Mitt Romney was in town last week. He is the Republican Governor of Massachusetts - tall, slender and glossy, with those craggy good looks and a spray-on smile that in America are the hallmark of television news anchors or aspiring White House candidates. Mr Romney falls into the latter category - but with an intriguing twist. Should he win, he would be America's first Mormon president.
He insists that he is merely "testing the waters". Which is precisely why he spent part of last Wednesday afternoon at the American Enterprise Institute, a conservative think-tank, talking about how to improve a US public school system that is manifestly failing to deliver the goods.
The answer, he argued, lay in more charter schools (publicly funded but independently run) and more rigorous teaching standards. But it wasn't the details that were important. Mr Romney was setting out his stall for a presidential run. And, I have to admit, the not-yet candidate impressed, fluent and passionate about a traditionally Democratic issue which Republicans are trying to make their own.
These are early days in the 2008 race, even in this era of the permanent campaign. But Mr Romney has already put down some intriguing markers. At the southern Republican convention in Memphis last month, this northern politician came second, behind the home-state favourite, Tennessee's outgoing Senate majority leader Bill Frist. And this in a Bible Belt state where many regard the Mormons as a deviant Christian cult.
Mr Romney has the CV as well. His father, George, was Governor of Michigan and ran for the presidency himself in 1968 before self-destructing when he was "brainwashed" by the generals into supporting the Vietnam war. The son is a successful businessman, who made a fortune as a venture capitalist before taking over as chief of the 2002 Winter Olympics in Salt Lake City. He is widely credited with rescuing the games after a bribery scandal had almost scuppered them.
As a Republican politician who gave Teddy Kennedy the closest Senate race of his career, in 1994, and who was elected governor of one of the most Democratic states in the union, Mr Romney has obvious appeal to independents and centrists. And this despite his strong conservatism on social issues. He is, for instance, a strong opponent of abortion and gay marriage, and a supporter of the death penalty (which he vainly tried to re-introduce in staunchly abolitionist Massachusetts). In short, he's got the bases covered, as they say in baseball. Except one: his religion.
Thus far he's handled the issue adroitly - in other words, he's managed to make people forget he's a Mormon at all. At first glance, Mr Romney comes across as a standard-issue social conservative who has made a big pitch for the Catholic constituency, travelling to Rome last month to attend the ceremony elevating Sean O'Malley, then Archbishop of Boston, to the rank of cardinal. It is, of course, a pure coincidence that Catholics are particularly thick on the ground in a band of north-eastern states where presidential elections are won and lost: notably Michigan, Pennsylvania and, of course, Ohio, where George Bush clinched his narrow victory over John Kerry.
But in modern US campaigns there is no escaping religion - as Mr Kerry discovered when, visibly ill at ease, he was obliged publicly to discuss his very private, low-key Catholicism.
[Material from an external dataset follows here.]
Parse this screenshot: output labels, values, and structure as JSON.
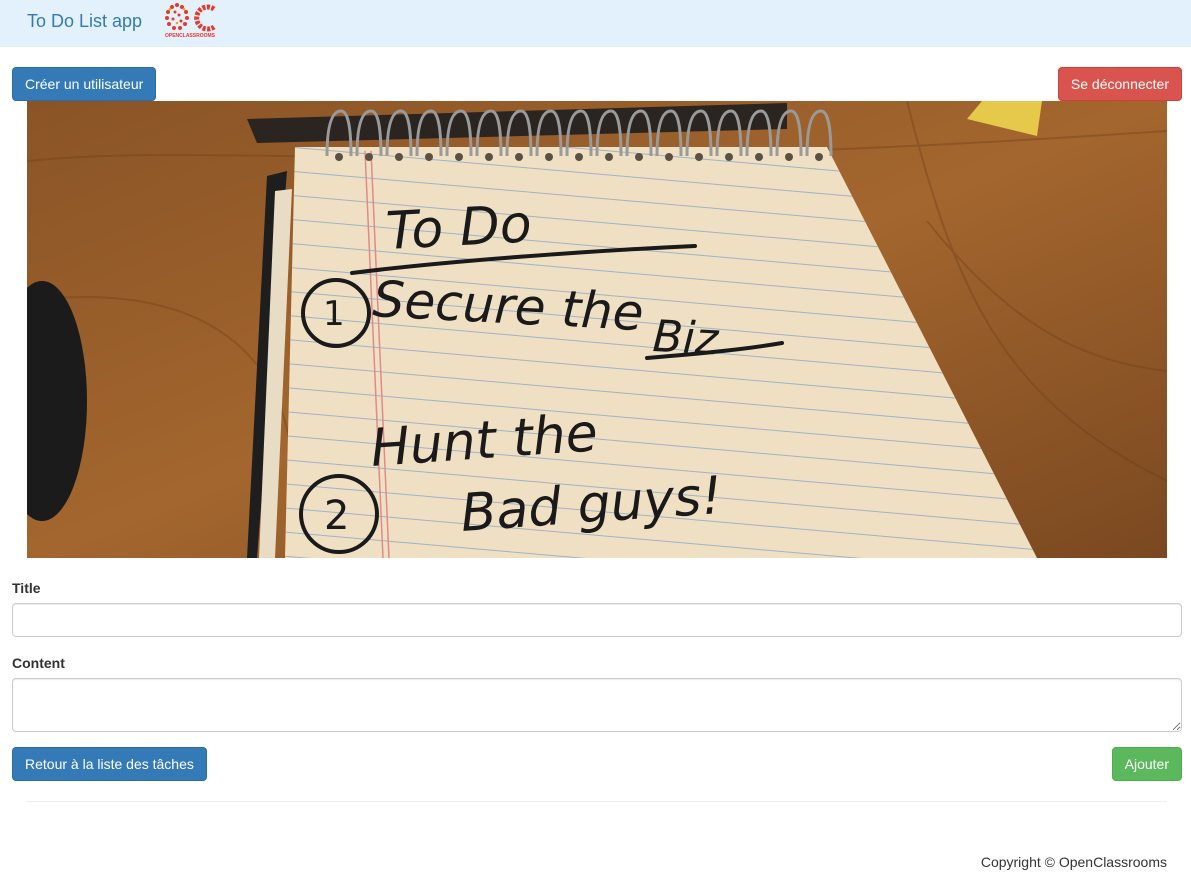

The political pundits are already treating Governor Romney as a "top-tier" candidate. Sooner or later, he will have to confront the Mormon issue head on.
"I believe Jesus Christ is my saviour. I believe in God," he answers questioners. "I'm a person of faith and I believe that's the type of person Americans want." But a "JFK moment" will surely come, comparable to the time in 1960 when the future 35th President was forced to to lay to rest suspicions about his Catholicism.
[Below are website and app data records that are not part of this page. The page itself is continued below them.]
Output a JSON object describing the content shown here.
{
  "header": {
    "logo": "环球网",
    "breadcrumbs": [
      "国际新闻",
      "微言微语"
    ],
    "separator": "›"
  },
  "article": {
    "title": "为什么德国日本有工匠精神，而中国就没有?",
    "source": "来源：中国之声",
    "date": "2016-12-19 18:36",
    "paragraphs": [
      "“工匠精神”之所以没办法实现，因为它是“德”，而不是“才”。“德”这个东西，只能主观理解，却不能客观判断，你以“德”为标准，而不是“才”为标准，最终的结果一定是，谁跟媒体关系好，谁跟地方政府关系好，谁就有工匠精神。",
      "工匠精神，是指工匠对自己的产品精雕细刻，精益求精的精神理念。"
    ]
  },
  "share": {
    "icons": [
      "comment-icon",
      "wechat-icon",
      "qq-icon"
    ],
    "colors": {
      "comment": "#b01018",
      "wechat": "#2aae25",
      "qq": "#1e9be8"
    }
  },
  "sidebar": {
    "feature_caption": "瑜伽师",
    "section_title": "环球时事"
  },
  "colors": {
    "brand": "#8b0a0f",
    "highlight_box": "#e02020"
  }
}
In some respects, Mr Romney will have it easier. No one suggests the Mormons are in the pocket of a foreign power. But to many they are still suspect - for their secrecy, for their former teaching that blacks were an inferior race (only in 1978 did the Mormons permit black pastors) - and of course for polygamy. The Mormons banned polygamy in 1890, though some renegade individuals and sects continue the practice. But the topic still fascinates - as shown by the current HBO sitcom Big Love, which depicts the modern adventures of a man in Salt Lake City (where Mormons have their world headquarters) with three households.
So what does Mr Romney think of the show? "The Governor doesn't have much time to watch TV," a spokeswoman said. "But when he does, he likes to watch My Name is Earl or 24." Suffice to say, he'll soon have to come up with a better answer than that.Reuse content